[Problem details]
All entries must be returned precisely as they appear.

▼▼▼

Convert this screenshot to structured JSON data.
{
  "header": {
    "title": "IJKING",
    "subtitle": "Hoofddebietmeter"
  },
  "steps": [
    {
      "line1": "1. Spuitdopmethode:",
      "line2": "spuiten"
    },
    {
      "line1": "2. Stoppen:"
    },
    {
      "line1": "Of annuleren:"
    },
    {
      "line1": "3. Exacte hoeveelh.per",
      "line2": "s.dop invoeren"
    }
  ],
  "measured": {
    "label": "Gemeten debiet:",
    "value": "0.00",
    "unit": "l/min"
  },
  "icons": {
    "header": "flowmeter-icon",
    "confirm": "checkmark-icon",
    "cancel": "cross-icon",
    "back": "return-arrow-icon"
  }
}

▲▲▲

[Exercise output]
Convert this screenshot to structured JSON data.
{
  "header": {
    "title": "IJKING",
    "subtitle": "Hoofddebietmeter"
  },
  "steps": [
    {
      "line1": "1. Spuitdopmethode:",
      "line2": "spuiten"
    },
    {
      "line1": "2. Stoppen:"
    },
    {
      "line1": "Of annuleren:"
    },
    {
      "line1": "3. Exacte hoeveelh.per",
      "line2": "s.dop invoeren"
    }
  ],
  "measured": {
    "label": "Gemeten debiet:",
    "value": "0.00",
    "unit": "l/min"
  },
  "icons": {
    "header": "flowmeter-icon",
    "confirm": "checkmark-icon",
    "cancel": "cross-icon",
    "back": "return-arrow-icon"
  }
}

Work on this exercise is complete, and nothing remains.